Let’s be honest:

Sometimes it seems easiest to let a friendship fade because it’s just become so distant; time or circumstance is to blame. You think to yourself: “If we catch up now, we’ll talk for one or two hours and then not see each other again for like another year.” So what’s the point? Why catch up now? Especially in this day and age—why sit down and talk when you can see what they’re doing on social media? Through text? Even a letter?

The answer?

It’s not just about seeing or talking.

It’s about discussion.

It’s about the back and forth, the conversation that branches from conversation, the laughter—sometimes even the tears.

It’s about life.

How beautiful and wonderful it can be because it’s always changing and flourishing.

And we get to hear about that experience for another person.

There’s something special about truly catching up with an old friend. Face-to-face. Over dinner, or tea, or coffee.

Don’t let life get in the way.

Or should I say—let life get in the way.

If you find yourself doing different things, do them. Then come back every once in a while, and talk about it.

It turns out, Becca and I have gone out into the world and have come back even more similar than we were before. And this won’t always be the case.
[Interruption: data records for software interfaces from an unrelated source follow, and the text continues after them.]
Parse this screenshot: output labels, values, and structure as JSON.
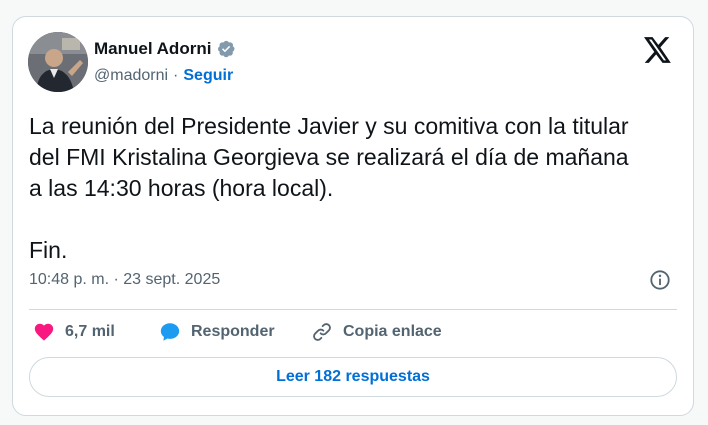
{
  "author": {
    "name": "Manuel Adorni",
    "handle": "@madorni",
    "separator": "·",
    "follow_label": "Seguir"
  },
  "tweet": {
    "text": "La reunión del Presidente Javier y su comitiva con la titular\ndel FMI Kristalina Georgieva se realizará el día de mañana\na las 14:30 horas (hora local).\n\nFin.",
    "timestamp": "10:48 p. m. · 23 sept. 2025"
  },
  "actions": {
    "likes": "6,7 mil",
    "reply_label": "Responder",
    "copy_link_label": "Copia enlace"
  },
  "replies_button_label": "Leer 182 respuestas",
  "icons": {
    "avatar": "avatar-photo",
    "verified": "verified-badge-icon",
    "brand": "x-logo-icon",
    "info": "info-icon",
    "like": "heart-icon",
    "reply": "speech-bubble-icon",
    "link": "link-icon"
  },
  "colors": {
    "like": "#f91880",
    "reply": "#1d9bf0",
    "link_accent": "#006fd6",
    "verified": "#829aab",
    "text_secondary": "#536471"
  }
}
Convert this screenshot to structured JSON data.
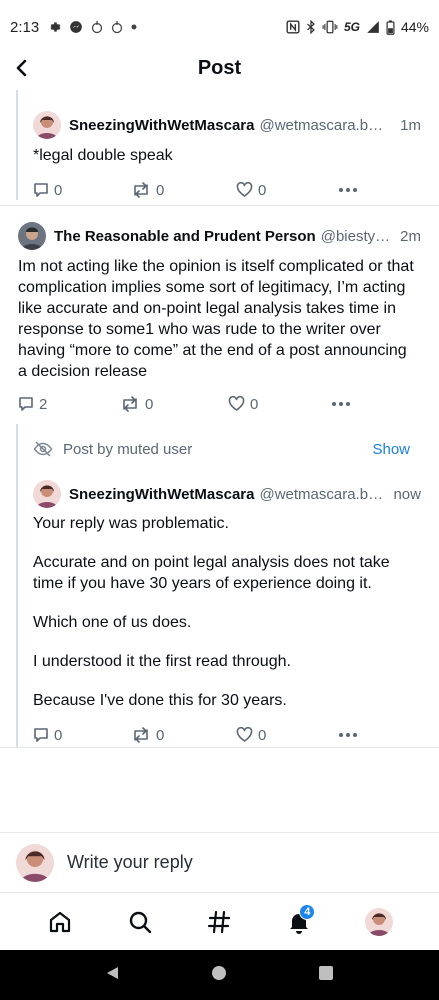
{
  "status_bar": {
    "time": "2:13",
    "network": "5G",
    "battery": "44%",
    "icons": [
      "gear-icon",
      "messenger-icon",
      "notification-icon",
      "notification-icon",
      "dot-icon",
      "nfc-icon",
      "bluetooth-icon",
      "vibrate-icon",
      "signal-icon",
      "battery-icon"
    ]
  },
  "header": {
    "title": "Post"
  },
  "posts": [
    {
      "author": "SneezingWithWetMascara",
      "handle": "@wetmascara.b…",
      "time": "1m",
      "text": [
        "*legal double speak"
      ],
      "replies": "0",
      "reposts": "0",
      "likes": "0"
    },
    {
      "author": "The Reasonable and Prudent Person",
      "handle": "@biesty…",
      "time": "2m",
      "text": [
        "Im not acting like the opinion is itself complicated or that complication implies some sort of legitimacy, I’m acting like accurate and on-point legal analysis takes time in response to some1 who was rude to the writer over having “more to come” at the end of a post announcing a decision release"
      ],
      "replies": "2",
      "reposts": "0",
      "likes": "0"
    },
    {
      "muted_label": "Post by muted user",
      "show_label": "Show",
      "author": "SneezingWithWetMascara",
      "handle": "@wetmascara.b…",
      "time": "now",
      "text": [
        "Your reply was problematic.",
        "Accurate and on point legal analysis does not take time if you have 30 years of experience doing it.",
        "Which one of us does.",
        "I understood it the first read through.",
        "Because I've done this for 30 years."
      ],
      "replies": "0",
      "reposts": "0",
      "likes": "0"
    }
  ],
  "reply_box": {
    "placeholder": "Write your reply"
  },
  "tabs": [
    {
      "name": "home-icon"
    },
    {
      "name": "search-icon"
    },
    {
      "name": "hashtag-icon"
    },
    {
      "name": "notifications-icon",
      "badge": "4"
    },
    {
      "name": "profile-avatar"
    }
  ],
  "colors": {
    "accent": "#1a7fe6",
    "badge": "#1d85ec",
    "muted_text": "#5b6774",
    "divider": "#e4e8ee"
  }
}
But the point is—when you take that time to re-connect with someone who once was in your life, you find out.

You learn about the world.

And most importantly, you learn a little about theirs.

Day 296.